Visitors and heat illness
Orange County Fire Rescue responded to about 20 calls related to heat illnesses over the Fourth of July holiday weekend.
The University of Central Florida's Lake Nona Hospital has seen an increase in patients with symptoms associated with heat-related illness, said Michelle Wallen, the emergency room medical director. Although the increases she's seen are not Floridians.
“More of the heat-related injuries are probably more from the visitors that are not acclimated with the weather down here,” she said. "And there are a lot more people coming down and visiting now at this time. I think more so surprisingly during this summer than previous years."
AdventHealth reported a 50 percent increase in patients exhibiting heat-related illness symptoms. However, the hospital said that’s about normal for this time of the year.
Identifying heat illness
Heat stroke: At this point, a person is not sweating anymore. Their skin becomes dry and body temperatures rise greater than 103 to 104 degrees. The person becomes confused and can develop headaches. They may start to have nausea and vomiting and can get as bad as even having seizures.
Heat exhaustion: It's not as severe as heat stroke, but it's still considered an emergency. Heat exhaustion begins when the body temperature is greater than 100 degrees. At this point, a person is going to be profusely sweating. They may also have nausea and vomiting. Headaches may be a symptom, and they may also be confused as well.
Heat cramps: The body begins to tighten muscles to painful degrees due to a person not taking in enough water or electrolytes.
Wallen, at Lake Nona Hospital, wants to send a reminder to visitors who have not adjusted to the Florida sun to drink water.
“Even when you don't feel thirsty, it's super important, so that you don't get dehydrated," she said. "You're definitely here in Orlando to have a good time, but if you're going to drink your alcohol, be aware that this is something else that can cause you to get dehydrated.”
The Florida Department of Health has these tips for anyone hanging out in the sun:
- Know the signs of heat-related illness, which can include headaches, dizziness, weakness, lightheadedness, irritability, confusion, an upset stomach, or vomiting.
- Seek shade and air conditioning during the hottest parts of the day, usually between 10 a.m. and 4 p.m.
- Drink plenty of water.
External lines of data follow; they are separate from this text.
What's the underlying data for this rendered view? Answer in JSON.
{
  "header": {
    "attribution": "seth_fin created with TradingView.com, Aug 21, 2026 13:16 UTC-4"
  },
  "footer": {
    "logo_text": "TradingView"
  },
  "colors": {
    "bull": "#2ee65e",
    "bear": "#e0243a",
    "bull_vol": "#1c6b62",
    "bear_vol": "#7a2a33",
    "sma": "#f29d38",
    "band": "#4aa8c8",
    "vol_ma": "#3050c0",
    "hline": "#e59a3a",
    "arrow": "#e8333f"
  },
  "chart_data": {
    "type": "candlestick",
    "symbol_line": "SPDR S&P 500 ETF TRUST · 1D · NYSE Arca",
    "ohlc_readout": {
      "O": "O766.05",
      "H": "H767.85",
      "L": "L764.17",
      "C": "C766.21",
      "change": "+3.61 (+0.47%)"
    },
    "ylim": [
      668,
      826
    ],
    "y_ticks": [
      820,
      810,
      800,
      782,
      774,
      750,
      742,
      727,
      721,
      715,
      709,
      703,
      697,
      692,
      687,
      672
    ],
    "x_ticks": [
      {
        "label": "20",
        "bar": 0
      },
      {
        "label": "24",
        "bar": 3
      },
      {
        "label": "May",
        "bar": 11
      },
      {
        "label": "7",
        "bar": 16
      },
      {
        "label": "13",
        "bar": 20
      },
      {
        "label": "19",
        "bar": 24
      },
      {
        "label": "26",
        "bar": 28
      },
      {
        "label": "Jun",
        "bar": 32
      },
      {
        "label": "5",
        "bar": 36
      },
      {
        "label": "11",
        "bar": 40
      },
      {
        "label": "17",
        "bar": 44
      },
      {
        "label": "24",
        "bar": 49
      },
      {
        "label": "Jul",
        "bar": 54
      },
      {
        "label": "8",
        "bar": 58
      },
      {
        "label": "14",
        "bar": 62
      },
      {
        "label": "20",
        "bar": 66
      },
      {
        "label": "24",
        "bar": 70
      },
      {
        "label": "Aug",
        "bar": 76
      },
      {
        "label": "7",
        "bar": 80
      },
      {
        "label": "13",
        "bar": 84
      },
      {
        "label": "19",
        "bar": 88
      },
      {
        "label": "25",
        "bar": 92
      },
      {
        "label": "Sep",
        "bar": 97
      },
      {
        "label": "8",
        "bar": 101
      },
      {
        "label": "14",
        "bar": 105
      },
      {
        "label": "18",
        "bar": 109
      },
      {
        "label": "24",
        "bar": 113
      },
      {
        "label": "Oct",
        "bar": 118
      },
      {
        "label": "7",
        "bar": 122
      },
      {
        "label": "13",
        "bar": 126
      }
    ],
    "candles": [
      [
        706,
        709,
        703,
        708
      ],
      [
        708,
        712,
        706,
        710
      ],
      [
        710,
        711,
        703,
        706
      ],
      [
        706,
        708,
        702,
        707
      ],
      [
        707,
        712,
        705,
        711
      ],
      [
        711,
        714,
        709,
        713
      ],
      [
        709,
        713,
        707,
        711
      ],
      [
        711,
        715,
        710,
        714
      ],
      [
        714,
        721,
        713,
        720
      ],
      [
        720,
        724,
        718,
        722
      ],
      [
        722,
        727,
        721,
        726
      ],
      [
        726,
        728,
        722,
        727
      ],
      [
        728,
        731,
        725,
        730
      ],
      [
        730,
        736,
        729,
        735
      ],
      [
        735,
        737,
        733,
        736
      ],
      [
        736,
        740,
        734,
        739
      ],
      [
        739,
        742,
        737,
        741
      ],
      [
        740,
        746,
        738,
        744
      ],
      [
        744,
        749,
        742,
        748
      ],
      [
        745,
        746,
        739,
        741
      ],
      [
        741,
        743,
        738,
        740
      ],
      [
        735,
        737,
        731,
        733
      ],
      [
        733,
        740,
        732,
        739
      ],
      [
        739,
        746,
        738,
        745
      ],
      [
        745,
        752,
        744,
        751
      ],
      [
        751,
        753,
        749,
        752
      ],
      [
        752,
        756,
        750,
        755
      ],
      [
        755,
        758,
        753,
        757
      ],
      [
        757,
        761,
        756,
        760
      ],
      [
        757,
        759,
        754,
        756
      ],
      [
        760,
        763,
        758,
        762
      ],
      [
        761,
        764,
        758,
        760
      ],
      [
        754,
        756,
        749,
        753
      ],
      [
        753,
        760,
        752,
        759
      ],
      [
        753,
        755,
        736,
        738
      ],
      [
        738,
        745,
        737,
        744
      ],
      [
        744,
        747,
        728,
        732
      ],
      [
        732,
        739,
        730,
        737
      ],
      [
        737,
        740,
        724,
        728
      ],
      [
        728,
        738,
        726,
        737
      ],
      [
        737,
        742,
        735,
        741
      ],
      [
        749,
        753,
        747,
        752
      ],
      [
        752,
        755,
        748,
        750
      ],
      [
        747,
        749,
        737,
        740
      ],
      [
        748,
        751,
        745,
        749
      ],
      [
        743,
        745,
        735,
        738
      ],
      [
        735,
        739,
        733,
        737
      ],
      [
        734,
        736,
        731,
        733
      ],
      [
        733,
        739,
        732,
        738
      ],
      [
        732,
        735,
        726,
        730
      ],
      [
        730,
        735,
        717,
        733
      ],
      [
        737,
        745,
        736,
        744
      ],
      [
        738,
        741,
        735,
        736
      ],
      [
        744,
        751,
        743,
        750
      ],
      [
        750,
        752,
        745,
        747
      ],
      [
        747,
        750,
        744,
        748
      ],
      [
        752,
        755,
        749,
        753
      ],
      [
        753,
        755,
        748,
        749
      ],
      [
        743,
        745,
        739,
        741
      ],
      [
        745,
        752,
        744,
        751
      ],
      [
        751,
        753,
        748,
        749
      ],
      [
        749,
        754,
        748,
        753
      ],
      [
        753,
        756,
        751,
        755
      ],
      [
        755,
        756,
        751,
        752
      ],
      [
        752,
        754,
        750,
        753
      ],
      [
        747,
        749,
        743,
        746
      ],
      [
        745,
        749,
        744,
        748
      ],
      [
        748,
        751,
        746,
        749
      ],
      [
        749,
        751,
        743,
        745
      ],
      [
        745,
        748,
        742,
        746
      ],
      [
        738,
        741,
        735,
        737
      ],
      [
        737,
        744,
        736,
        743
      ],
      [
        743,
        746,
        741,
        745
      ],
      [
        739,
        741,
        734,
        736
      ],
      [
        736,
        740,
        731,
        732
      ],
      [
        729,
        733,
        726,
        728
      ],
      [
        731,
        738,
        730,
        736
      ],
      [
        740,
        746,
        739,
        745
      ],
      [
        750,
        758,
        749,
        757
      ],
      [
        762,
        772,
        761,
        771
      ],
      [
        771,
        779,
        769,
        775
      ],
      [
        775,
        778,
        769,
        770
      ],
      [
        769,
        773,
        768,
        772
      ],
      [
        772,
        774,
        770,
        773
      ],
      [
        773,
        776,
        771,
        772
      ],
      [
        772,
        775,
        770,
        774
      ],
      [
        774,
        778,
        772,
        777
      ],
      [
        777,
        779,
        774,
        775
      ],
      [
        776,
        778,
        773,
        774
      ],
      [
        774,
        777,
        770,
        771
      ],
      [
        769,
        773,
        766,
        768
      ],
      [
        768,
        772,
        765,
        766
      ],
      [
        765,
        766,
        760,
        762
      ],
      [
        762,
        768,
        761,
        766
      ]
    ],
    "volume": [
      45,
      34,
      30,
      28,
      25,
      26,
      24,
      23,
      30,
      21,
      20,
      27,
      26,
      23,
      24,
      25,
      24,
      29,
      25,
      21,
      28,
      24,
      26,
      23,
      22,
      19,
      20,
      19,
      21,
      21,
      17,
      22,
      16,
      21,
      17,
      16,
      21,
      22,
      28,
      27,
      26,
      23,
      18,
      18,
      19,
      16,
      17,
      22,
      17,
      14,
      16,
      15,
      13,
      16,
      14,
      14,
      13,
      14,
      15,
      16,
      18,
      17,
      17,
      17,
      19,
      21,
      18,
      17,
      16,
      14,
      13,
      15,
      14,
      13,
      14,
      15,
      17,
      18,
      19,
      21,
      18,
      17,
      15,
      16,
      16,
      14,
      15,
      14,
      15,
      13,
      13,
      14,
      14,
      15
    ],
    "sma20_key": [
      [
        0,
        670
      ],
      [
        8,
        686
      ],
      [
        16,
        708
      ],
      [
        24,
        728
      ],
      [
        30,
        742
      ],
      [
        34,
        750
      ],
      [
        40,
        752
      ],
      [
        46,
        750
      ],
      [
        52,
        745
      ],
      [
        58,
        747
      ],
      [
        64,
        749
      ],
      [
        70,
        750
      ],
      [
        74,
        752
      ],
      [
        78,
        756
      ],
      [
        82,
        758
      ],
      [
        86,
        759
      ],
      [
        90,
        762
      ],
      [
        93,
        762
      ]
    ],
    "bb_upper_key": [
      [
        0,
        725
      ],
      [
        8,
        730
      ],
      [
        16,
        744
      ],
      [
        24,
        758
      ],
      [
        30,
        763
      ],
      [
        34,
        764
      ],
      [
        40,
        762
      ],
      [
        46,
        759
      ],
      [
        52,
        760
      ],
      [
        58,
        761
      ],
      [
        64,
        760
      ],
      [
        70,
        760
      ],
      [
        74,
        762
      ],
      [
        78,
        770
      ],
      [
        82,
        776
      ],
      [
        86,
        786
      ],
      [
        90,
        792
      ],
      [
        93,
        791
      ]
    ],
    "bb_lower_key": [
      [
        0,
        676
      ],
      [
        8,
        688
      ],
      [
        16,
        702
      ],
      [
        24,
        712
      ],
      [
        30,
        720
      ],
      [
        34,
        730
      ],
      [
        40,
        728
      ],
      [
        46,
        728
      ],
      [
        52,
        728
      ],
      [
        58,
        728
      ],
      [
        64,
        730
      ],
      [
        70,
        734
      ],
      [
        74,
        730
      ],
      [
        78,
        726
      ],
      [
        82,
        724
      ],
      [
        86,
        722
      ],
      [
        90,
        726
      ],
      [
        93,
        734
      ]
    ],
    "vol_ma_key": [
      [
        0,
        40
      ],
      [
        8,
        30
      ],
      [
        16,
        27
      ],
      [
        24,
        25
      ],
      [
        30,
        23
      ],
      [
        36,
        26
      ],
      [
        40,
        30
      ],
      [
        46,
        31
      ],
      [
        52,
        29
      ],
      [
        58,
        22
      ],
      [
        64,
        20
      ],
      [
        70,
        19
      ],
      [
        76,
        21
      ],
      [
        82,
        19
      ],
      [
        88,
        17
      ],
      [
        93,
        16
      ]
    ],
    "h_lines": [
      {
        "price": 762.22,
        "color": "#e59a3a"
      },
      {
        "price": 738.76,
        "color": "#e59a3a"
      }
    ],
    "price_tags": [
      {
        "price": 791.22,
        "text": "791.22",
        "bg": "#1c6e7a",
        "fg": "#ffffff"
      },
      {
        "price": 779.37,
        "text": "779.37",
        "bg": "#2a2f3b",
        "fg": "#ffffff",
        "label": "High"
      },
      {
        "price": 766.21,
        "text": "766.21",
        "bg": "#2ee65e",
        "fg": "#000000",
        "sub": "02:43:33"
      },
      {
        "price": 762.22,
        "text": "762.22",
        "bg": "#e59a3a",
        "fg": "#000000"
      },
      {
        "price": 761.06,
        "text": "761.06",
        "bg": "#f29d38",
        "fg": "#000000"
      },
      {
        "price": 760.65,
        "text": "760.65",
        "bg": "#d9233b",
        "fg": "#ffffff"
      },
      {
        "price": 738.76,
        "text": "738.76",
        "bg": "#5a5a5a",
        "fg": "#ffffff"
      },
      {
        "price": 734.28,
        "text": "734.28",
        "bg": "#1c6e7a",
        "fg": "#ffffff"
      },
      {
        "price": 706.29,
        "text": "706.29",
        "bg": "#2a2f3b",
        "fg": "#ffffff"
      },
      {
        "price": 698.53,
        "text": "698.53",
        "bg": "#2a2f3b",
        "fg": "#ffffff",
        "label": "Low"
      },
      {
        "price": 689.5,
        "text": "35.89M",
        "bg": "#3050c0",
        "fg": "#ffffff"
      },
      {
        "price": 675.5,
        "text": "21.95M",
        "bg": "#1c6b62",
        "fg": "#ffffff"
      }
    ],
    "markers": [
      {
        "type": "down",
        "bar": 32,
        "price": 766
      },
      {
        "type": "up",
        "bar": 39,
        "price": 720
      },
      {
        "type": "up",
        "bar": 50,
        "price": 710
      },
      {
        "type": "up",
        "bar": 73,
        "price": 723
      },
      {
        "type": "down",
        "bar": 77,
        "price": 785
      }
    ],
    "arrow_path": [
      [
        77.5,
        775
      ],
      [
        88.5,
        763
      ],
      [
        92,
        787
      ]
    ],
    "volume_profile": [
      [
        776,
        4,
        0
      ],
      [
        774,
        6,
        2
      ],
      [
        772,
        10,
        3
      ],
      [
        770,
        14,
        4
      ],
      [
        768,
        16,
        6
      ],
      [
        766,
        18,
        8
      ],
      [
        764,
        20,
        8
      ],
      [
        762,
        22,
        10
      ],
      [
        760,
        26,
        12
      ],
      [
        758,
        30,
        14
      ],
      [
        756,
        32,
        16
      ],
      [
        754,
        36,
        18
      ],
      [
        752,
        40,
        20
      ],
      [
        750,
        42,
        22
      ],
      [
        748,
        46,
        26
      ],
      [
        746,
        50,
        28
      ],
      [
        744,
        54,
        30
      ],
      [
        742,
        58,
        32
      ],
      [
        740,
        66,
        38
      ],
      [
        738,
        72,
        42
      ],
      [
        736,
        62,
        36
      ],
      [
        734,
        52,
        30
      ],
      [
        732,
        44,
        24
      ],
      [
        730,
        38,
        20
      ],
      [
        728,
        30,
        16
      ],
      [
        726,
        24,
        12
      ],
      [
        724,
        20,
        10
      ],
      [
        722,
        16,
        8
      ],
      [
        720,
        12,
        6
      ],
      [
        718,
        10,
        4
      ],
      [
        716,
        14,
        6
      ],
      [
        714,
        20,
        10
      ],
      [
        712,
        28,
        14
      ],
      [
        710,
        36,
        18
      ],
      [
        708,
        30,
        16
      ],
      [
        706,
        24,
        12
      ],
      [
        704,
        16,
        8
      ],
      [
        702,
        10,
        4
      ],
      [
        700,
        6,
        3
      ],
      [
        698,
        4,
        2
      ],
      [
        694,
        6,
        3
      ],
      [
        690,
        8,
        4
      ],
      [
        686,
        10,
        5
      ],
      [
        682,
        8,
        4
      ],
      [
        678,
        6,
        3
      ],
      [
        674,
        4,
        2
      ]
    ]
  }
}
- Wear a sunscreen that is at least 30 SPF to protect from harmful ultraviolet rays. Be sure to reapply sunscreen often.
- Never leave children, vulnerable individuals, or pets unattended in a vehicle.